Download our in-depth report: The Ultimate Guide to IT Security VendorsEven though it didn't take the top spot for most frequent virus in November, the Mimail wormfamily took five of the top 10 spots.
The family of Mimail worms, geared to carry out ''phishing'' scams, littered the list of theworst viruses for last month. Anti-virus vendors report that the worms accounted for morethan a quarter of all virus reports in November.
''It is pretty unusual to have so many variants of the same worm in the top 10,'' saysGraham Cluley, senior technology consultant for Sophos, Inc., an anti-virus software companybased in Lynnfield, Mass. ''The author has been pretty successful in spreading the worm andhaving a big impact.''
Cluley says analysts believe the author of the Mimail worm has connections in the spamworld, since Mimail-L attacks anti-spam Web sites and goes so far as to suggest thatanti-spammers are involved in child pornography. ''They're trying to make anti-spammersineffective and put them out of business,'' adds Cluley. ''The worm has been fairlysuccessful at spreading, but hasn't had a dramatic impact on those Web sites. Theanti-spammers have put measures in place to avoid the denial-of-service attacks, and so farthe anti-spammers are winning the war.''https://o1.qnsr.com/log/p.gif?;n=203;c=204650394;s=9477;x=7936;f=201801171506010;u=j;z=TIMESTAMP;a=20392931;e=i Most of the Mimail variants, however, are built to line the author's pockets.
Steve Sundermeier, vice president of products and services at Central Command Inc., ananti-virus company based in Medina, Ohio., explains that the worms are written to stealingcredit card information and social security numbers.
''It's not a new technique but it's an increasing fad -- writing computer viruses toincrease financial gain rather than just boost an ego,'' adds Sundermeier. ''It's somethingwe need to keep an eye on.''

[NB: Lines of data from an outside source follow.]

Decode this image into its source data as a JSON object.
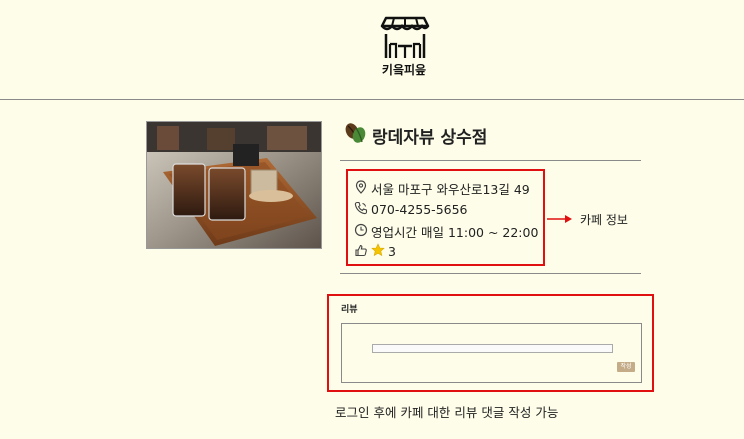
{
  "brand": {
    "name": "키읔피읖",
    "icon": "cafe-storefront-icon"
  },
  "cafe": {
    "name": "랑데자뷰 상수점",
    "title_icon": "coffee-beans-icon",
    "photo": "cafe-photo-iced-coffee",
    "address": "서울 마포구 와우산로13길 49",
    "phone": "070-4255-5656",
    "hours": "영업시간 매일 11:00 ~ 22:00",
    "rating": "3",
    "rating_value": 3
  },
  "annotations": {
    "cafe_info": "카페 정보",
    "review_note": "로그인 후에 카페 대한 리뷰 댓글 작성 가능"
  },
  "review": {
    "label": "리뷰",
    "input_value": "",
    "submit_label": "작성"
  },
  "colors": {
    "background": "#fefde9",
    "highlight": "#e01010",
    "submit": "#c4ac88",
    "star": "#f5c400"
  }
}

While Mimail littered the virus scene last month, the top ranked virus, according to atleast one anti-virus company, actually was the Sober-A worm.
Sober might have skimmed over the United States, but it hit hard in Europe, especially inGermany. Written largely in German, the worm contained special miming coding that allows itto initially evade detection. Anti-virus companies had to update scanning engines to detectthis miming type, and it quickly spread in the mean time.
''Sober-A cunningly disguises itself using a multitude of subject titles and messages,making it difficult to spot,'' says Chris Belthoff, a senior security analyst at Sophos.''It can even present itself in German if it thinks it is being examined on a German user'scomputer.''
Sophos' list of top 10 viruses, in order of first to tenth, is Sober-A, Mimail-C, Mimail-F,Dumaru-A, Mimail-A, Gibe-F, Nachi-A, Mimail-J, Klez-H, and Mimail-E.
Central Command's list, similarly, is Gibe-C, Sober, Klez-E, Mimail-G, MimailC, Hawawi-G,Mimail-I, Mimail-J, Mimail-H, and Bugbear-B.